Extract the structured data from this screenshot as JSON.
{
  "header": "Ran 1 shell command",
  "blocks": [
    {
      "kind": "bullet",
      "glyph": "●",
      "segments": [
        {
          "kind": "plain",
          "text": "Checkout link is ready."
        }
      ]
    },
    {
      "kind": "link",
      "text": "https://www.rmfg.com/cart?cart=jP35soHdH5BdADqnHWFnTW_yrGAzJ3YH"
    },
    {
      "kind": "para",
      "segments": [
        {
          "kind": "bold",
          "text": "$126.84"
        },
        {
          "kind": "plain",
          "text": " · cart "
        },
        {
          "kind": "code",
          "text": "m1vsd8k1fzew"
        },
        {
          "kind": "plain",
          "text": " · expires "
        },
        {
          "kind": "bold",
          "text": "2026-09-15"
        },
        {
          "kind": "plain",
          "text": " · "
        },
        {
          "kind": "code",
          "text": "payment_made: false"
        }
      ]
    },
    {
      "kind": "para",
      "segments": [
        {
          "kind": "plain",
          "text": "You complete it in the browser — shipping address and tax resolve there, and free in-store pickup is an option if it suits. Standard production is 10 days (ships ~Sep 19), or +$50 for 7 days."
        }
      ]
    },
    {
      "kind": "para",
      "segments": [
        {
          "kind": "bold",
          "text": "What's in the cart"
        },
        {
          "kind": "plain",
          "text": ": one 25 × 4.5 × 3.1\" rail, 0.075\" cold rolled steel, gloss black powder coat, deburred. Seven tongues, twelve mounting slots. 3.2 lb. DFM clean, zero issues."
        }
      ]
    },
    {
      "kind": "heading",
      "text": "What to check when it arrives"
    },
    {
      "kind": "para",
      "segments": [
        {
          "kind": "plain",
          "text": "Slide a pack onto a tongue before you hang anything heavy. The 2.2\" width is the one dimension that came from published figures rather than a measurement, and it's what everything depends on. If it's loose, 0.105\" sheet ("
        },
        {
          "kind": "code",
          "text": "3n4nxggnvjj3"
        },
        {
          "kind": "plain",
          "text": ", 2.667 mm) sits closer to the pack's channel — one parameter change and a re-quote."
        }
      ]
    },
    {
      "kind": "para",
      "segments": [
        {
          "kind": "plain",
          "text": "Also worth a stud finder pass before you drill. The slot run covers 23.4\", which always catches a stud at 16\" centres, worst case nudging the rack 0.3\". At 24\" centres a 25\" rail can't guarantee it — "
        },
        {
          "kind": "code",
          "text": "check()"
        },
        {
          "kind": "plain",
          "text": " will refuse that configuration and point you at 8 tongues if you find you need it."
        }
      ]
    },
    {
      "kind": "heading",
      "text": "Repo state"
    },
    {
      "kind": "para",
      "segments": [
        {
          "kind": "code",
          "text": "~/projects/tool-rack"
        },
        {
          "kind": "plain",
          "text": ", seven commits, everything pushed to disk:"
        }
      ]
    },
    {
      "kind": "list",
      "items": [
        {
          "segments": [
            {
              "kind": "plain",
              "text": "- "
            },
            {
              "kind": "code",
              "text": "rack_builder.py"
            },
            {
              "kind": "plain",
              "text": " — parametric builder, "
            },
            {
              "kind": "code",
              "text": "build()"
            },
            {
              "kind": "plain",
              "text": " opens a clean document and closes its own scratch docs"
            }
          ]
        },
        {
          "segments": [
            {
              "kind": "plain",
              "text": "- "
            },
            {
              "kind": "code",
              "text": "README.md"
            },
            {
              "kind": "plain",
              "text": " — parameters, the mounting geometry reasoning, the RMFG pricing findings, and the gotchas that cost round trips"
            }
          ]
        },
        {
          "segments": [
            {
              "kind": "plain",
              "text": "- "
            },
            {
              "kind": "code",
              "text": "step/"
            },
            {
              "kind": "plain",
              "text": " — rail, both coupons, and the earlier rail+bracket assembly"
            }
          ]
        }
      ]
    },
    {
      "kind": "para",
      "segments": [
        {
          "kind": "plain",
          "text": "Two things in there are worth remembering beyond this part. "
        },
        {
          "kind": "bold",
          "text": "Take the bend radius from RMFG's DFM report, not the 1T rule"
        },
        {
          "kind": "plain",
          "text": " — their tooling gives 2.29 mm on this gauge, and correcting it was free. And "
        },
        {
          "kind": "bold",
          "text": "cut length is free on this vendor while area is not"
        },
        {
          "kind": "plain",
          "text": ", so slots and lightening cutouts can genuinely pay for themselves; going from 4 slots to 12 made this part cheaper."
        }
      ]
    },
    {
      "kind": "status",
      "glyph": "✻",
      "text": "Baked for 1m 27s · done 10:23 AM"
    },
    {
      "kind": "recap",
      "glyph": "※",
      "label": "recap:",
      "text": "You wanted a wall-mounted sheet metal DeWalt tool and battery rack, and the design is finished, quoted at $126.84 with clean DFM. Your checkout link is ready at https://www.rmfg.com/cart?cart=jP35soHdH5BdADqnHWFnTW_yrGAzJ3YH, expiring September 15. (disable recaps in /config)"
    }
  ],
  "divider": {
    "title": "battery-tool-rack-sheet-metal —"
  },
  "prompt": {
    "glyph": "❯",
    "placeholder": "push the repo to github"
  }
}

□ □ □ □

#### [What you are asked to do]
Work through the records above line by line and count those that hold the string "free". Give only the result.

#### [Solution to this task]
3